China and India: Peace in the Himalayas?
Chinese and Indian soldiers continued pulling back from their disputed border in the Himalayas this week, signaling that the worst conflict between the two sides in decades is inching toward a close.
The two nuclear-armed nations have long disputed several points of the 2,100-mile border that divides them in the Himalayas. In June, the disagreement turned deadly when hand-to-hand combat in the Galwan Valley killed 23 Indian soldiers and as many as 43 Chinese.
The gruesome conflict sent Sino-Indian tensions soaring to their highest levels since the all-out war between them in 1962. In the nine months since, both sides were amassing military power at several locations, digging in to defend frozen and inhospitable slivers of land at an altitude of 14,000 feet. Increased numbers of troops and military vehicles were sent to areas including the Galwan Valley, Gogra, Hot Springs and Pangong Tso, a glacial lake in the region of Ladakh.
After several rounds of negotiations failed, analysts feared the standoff had become intractable.
But on February 10, Senior Col. Wu Qian, a spokesperson for the Chinese Ministry of National Defense, issued a statement saying the two sides had reached a breakthrough. “Frontline troops of the Chinese and Indian armies stationed at the southern and northern banks of the Pangong Tso began simultaneous, scheduled disengagement,” he said.
The next day, Indian Defense Minister Rajnath Singh confirmed that both sides had agreed to disengage around Pangong Tso in a “phased, coordinated and verified manner.”

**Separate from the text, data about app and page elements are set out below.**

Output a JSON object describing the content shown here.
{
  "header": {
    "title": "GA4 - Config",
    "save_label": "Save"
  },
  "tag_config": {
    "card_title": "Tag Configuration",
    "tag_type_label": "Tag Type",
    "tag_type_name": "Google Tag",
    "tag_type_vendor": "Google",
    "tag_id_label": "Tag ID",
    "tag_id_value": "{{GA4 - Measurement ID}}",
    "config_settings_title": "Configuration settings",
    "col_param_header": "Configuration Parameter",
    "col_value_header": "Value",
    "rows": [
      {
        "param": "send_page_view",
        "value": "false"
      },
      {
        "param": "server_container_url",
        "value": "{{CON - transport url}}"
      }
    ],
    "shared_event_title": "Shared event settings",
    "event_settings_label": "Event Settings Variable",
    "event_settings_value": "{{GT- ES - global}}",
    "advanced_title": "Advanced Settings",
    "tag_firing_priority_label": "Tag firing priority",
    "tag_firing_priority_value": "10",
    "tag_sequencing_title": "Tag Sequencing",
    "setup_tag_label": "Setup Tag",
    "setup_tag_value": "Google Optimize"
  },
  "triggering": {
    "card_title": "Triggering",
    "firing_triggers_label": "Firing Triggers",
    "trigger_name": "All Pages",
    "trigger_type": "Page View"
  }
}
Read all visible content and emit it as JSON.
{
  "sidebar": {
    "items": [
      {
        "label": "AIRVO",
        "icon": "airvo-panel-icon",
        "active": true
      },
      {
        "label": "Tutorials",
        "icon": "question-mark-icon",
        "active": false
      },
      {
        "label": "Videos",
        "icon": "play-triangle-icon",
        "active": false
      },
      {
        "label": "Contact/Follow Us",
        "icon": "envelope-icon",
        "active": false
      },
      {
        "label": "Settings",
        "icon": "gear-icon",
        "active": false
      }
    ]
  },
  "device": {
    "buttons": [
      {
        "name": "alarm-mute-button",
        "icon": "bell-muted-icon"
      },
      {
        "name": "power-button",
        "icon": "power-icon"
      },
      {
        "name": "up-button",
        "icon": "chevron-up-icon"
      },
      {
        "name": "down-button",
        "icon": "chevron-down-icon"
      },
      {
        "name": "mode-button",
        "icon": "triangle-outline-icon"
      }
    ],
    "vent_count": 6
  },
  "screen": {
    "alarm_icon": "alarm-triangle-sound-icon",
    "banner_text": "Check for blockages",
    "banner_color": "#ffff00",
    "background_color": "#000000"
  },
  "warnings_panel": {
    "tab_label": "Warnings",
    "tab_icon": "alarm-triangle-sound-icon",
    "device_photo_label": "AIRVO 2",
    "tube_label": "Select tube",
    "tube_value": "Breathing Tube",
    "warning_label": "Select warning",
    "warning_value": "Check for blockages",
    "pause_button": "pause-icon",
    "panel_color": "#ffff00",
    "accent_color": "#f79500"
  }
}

Satellite imagery published by Maxar Technologies on February 16 showed that the Chinese have disassembled tents and even bunkers in the area and have relocated numerous military vehicles as they empty out entire camps. The Chinese withdrew 2,000 soldiers and more than 130 tanks from the south bank, as well as 30 artillery guns. From the north bank, they withdrew 30 artillery guns and somewhere between 4,000 and 5,000 troops.
The Indian military released photos later the same day showing China’s disengagement.
Speaking to the South China Morning Post on the condition of anonymity, an Indian military official said, “Similar action is happening from our side also.”
Now talks are underway to discuss concluding the standoff at other points along the border.
China’s state-run Global Times said Chinese experts were optimistic that the disengagement would not just ease border tensions, but lead to “peace and stability” between the two sides.
It is early days. Each side is vigilantly watching the other because the last time they agreed to disengage was actually just days before the June massacre. A deep trust deficit persists. But a cautious optimism is in the air that this time the truce will hold and usher in a new era in the China-India relationship.
The Trumpet has often analyzed the border frictions between China and India. And even when tensions between them have soared, we have forecast that a major Sino-Indian war will not occur. After the clash in June, for example, we wrote: “[I]f isolated clashes do continue to erupt, they will be short-lived. [A] major conflict between China and India will not happen.”
This has been our persistent forecast because of what Bible prophecy teaches about the role China and India will play in the third and final world war. The book of Revelation says one of the main players in this war will be a confederacy of Asian nations called “the kings of the east,” fielding an army of 200 million troops (Revelation 16:12; 9:16).
Ezekiel 38 lays out key details about this largest military force ever to be amassed in man’s history. Verse 2 shows that it will be led by Vladimir Putin’s Russia and that China—included in the region anciently called Magog—will be secondary in leadership.
In verse 5, India enters the picture. The King James Version says “Ethiopia and Libya” will join this massive Russia-led army. These two names should be translated “Cush” and “Phut,” as some other Bible translations such as Young’s Literal Translation and the Darby Bible render them. History shows that a portion of the peoples of Cush and Phut settled in Africa, but the remainder migrated to the Indian subcontinent. From the context of Ezekiel 38:5, it is clear that these names denote not the African branches of these peoples but the modern peoples of India—and possibly also of Pakistan and Bangladesh.
Verse 6 shows that modern Japan (or Gomer) will also join the gargantuan “kings of the east” alliance.
Trumpet editor in chief Gerald Flurry writes in his booklet The Prophesied ‘Prince of Russia’ about India’s role in this biblically prophesied Asian power: “This is significant because India has a population of [1.4] billion people—plus an advanced nuclear arsenal! When you put India and Japan together with Russia and China, it is easy to see how an army of 200 million soldiers could be formed.”
India has long been close with Putin’s Russia. That part of the equation is already in place. And though its relations with China have been under considerable strain, we should not expect it to last. Ultimately, India will contribute its population and military power to the “kings of the east.” At that time, China and India will fight as allies. The disengagement of recent days may be a step toward that end.
To understand what lies ahead for China, India and Russia, and to see that there is great hope connected to developments now underway in Asia, order your free copy of Mr. Flurry’s booklet The Prophesied ‘Prince of Russia.’